If you need a little help imagining your future, it’s time to rekindle old ties. Your former colleagues can provide clues – and connections – that can help you. For example, maybe they’ve changed industries themselves. This is your chance to reconnect with them through social outlets like LinkedIn or email and find out how they made that shift, and whether they like where they landed.
In Ibarra’s research, she has discovered that strong ties – your family and those closest to you – aren’t likely to help you think outside the box about your future. She says the advice professionals receive from dormant sources tends to be more novel and useful.
This is also a good way to access opportunities that aren’t advertised to the outside world.

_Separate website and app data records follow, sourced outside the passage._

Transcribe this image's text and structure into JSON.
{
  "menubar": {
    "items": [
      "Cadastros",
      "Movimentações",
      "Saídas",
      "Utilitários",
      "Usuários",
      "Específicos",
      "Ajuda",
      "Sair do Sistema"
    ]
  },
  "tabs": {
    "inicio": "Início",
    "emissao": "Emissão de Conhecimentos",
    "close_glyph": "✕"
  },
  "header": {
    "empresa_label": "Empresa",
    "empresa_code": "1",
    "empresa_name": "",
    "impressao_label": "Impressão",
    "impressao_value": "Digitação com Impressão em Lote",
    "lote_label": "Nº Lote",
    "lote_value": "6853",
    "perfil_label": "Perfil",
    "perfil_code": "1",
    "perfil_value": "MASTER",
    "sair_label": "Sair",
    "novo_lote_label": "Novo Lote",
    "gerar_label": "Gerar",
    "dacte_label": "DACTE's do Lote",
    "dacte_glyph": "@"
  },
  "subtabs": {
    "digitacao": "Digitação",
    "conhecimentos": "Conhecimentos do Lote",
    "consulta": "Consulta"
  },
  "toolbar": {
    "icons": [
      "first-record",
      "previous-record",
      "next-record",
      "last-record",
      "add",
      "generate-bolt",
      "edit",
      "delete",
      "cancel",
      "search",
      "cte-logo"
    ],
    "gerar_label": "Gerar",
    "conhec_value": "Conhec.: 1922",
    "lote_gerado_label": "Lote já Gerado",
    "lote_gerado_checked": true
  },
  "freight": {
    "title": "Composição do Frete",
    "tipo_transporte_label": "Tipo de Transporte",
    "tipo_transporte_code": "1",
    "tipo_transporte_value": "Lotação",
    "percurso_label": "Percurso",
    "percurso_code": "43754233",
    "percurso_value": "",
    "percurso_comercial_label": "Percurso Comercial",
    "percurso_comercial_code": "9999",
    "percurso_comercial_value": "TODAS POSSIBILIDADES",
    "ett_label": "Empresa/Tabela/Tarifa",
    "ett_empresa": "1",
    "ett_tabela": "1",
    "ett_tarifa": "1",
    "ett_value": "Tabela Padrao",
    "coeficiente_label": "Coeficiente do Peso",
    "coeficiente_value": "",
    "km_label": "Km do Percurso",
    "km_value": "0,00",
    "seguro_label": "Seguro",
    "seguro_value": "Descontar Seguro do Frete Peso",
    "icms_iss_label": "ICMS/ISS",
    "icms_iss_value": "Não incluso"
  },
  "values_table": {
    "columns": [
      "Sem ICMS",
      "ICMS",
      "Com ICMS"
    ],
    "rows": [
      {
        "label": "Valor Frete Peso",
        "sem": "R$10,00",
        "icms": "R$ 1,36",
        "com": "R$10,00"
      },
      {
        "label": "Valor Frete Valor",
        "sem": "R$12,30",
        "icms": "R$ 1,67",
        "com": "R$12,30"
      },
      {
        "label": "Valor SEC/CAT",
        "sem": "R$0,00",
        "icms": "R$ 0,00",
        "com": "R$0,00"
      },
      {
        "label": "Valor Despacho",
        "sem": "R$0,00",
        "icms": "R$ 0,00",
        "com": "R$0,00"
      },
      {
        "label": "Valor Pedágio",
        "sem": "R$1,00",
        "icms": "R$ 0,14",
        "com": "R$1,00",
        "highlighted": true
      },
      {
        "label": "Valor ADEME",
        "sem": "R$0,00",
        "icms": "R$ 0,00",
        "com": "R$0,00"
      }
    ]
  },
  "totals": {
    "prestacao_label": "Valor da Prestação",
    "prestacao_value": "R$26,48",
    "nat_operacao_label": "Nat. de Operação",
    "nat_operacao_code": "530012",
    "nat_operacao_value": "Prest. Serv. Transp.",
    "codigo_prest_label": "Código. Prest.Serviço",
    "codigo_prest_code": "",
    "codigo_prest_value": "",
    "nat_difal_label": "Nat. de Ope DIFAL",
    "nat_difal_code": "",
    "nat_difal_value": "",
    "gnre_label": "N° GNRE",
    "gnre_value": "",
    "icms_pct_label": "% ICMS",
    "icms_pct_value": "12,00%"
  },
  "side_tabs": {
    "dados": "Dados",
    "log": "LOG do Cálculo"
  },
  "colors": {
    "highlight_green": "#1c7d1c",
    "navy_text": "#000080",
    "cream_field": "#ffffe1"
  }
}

By making a connection based on genuine curiosity, you gain a new foothold in your job search.
Recruiters still expect that you’ll want to negotiate a job offer, but be mindful of the financial shape the company is in.
Focus on virtual networking opportunities (LinkedIn, Zoom or FaceTime).
Treat a video interview similar to an in-person one: dress for the occasion and try to make “eye contact” by strategically positioning your camera.
According to Indeed, these positions rely more on soft skills and less on formal degrees – making them ideal for someone changing careers.
As you explore different careers:
If you’re feeling career angst, know that you’re not alone. The more you explore different paths and seek input from those around you, the closer you get to figuring out the right next step.
Sources: Washington Post; Fast Company; Harvard Business Review; Indeed; Forbes